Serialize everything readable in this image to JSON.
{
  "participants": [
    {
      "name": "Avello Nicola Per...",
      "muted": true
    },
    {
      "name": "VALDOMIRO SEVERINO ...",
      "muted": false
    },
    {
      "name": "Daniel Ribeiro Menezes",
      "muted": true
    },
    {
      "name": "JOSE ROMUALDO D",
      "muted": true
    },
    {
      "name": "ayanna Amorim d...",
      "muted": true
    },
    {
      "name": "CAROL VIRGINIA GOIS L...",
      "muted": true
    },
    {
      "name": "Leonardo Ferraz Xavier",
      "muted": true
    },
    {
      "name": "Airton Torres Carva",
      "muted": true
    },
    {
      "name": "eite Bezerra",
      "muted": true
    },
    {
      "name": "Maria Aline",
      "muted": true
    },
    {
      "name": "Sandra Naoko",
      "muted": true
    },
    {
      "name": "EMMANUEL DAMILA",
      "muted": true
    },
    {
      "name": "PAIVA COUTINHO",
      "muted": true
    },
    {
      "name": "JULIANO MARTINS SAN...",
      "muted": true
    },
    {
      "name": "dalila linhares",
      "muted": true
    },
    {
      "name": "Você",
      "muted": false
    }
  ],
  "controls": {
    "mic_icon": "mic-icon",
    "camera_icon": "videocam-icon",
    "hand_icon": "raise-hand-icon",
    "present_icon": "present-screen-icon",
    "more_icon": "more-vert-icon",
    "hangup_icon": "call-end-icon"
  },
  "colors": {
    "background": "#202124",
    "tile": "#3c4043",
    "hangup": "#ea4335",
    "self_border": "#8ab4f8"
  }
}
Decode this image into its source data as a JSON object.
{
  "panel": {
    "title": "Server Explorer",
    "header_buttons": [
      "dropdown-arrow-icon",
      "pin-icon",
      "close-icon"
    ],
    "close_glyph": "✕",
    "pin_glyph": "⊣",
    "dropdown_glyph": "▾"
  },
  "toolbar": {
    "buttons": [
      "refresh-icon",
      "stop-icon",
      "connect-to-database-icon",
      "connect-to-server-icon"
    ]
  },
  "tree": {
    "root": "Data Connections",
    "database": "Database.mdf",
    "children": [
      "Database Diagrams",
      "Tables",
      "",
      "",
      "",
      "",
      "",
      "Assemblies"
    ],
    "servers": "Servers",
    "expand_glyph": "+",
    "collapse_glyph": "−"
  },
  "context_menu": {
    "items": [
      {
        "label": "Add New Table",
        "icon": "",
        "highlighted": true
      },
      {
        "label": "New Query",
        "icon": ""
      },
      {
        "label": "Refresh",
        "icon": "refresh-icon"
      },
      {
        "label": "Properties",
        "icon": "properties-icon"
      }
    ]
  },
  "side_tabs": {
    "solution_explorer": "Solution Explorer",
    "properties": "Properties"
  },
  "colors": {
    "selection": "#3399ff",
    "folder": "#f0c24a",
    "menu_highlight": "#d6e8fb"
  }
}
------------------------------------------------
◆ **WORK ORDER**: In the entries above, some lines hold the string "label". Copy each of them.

◆ **EXPECTED ANSWER**:
        "label": "Add New Table",
        "label": "New Query",
        "label": "Refresh",
        "label": "Properties",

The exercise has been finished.